On tonight’s Insider Trading on TSN, Bob McKenzie offered up an interesting idea to mull over. He said he personally believes both the Leafs and William Nylander want to end this impasse with a deal, not a trade or a missed season.

McKenzie is quoting an unnamed agent, who is not involved in this situation (which isn’t very many of them, considering Pierre LeBrun says one third of the league has checked in with Toronto about trades.)

This unnamed agent’s idea is this:

A three-year bridge deal with an AAV of $5.33 million that is structured as: $3 million, $4 million and $7 million in salary. McKenzie describes this plan as more than the Leafs want to pay, and less than Nylander wants, which sounds perfect to me.

This structure gives Nylander the status amount of salary in year three he wants, as he is still an RFA at that time with arbitration rights. It is a discount off of his likely market rate however. When I looked at all the possible contract lengths they could agree on, this was the three year options:

Three Years

Expires in 2021

[Matt] Cane’s projected AAV: $6,302,581


If they have to settle on a bridge deal, three years might work for the Leafs. But just getting past 2020-2021 doesn’t guarantee labour certainty. The big negative for a three-year deal for the team is that Nylander is an RFA at expiry and yet the AAV is going to creep up to something close to what they’d be paying to buy UFA years. It’s not a beneficial compromise for the team unless they really force Nylander to a lower number on the AAV than the model forecasts.


If Nylander has good luck, or even just no bad luck, a three-year deal now followed by a seven-year deal could make him the maximum amount of money over his career, more even than if he starts with four years now. He would be 25 when the deal ends in 2021, and would have multiple seasons of results to draw on as an RFA with arbitration rights. Players and their agents don’t like to play poker against the gods of luck, however. One ill-timed injury and this scenario all goes up in smoke and the Leafs could have the arbitration advantage. He would also have to be very concerned at all the trade deadlines that would be sliding by, with the temptation for the Leafs to trade him.

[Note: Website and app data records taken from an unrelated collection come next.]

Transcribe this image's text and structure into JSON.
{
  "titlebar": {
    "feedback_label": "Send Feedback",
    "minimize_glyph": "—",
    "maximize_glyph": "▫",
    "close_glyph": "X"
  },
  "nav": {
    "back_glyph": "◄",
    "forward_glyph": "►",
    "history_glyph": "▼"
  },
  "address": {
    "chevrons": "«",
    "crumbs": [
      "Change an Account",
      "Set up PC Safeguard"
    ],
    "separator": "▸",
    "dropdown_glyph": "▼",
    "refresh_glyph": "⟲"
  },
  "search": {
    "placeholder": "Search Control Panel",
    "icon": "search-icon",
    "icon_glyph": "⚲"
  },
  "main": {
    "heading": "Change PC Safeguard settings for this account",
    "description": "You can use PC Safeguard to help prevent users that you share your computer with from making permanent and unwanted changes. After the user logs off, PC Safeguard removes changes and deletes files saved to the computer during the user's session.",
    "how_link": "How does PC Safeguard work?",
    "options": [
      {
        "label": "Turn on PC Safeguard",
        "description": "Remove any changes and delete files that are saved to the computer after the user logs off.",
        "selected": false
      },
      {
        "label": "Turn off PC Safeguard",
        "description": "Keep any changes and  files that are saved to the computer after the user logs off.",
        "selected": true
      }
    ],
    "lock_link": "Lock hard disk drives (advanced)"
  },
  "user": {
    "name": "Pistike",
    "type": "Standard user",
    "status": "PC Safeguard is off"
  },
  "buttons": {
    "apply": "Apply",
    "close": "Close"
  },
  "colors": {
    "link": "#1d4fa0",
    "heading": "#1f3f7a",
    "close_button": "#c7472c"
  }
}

The best you can say about this deal is that it’s better than all the other short-term options, but given the risks he’s taking on a bridge deal, he’s not going to want to give out discounts on the AAV.

This structure, which sets Nylander up to negotiate an extension of more than $7 million, sounds ideal.

One other note on contracts, Cap Friendly has dug into the cap situation for deals that have heavy signing bonuses in the current year:

You will note that in the second table, the one with the signing bonuses on the deal, the cap hit reduction in later years is much lower. I have (loudly) maintained that for the Leafs, this cap hit savings in subsequent years, less than $450,000 in the table one example closest to the above idea, is not significant for solving any cap problems the Leafs might have. It’s the difference between a league minimum backup and giving Garret Sparks a raise as an RFA with arbitration rights. It’s not important. For acquiring teams in a trade, with different situations and less ability to have cheap depth players, this might be meaningful.

One other reason Nylander might like this idea outlined above is exactly the difficulty  teams not the Leafs have in taking on a player whose cash salary is much greater than his cap hit. If Nylander took a deal like this with no signing bonus in year three, but that big cash salary, the Leafs would have much more trouble moving him if they suddenly go the idea to trade him away.

The stated reason for Kyle Dubas’ trip to Switzerland last month (wow, was it only last month?) was to reassure Nylander that they aren’t going to trade him in a year or so if he takes a short-term deal.

So, what do you think of this scheme?

Do you like this contract idea?

Can I mail him a pen?849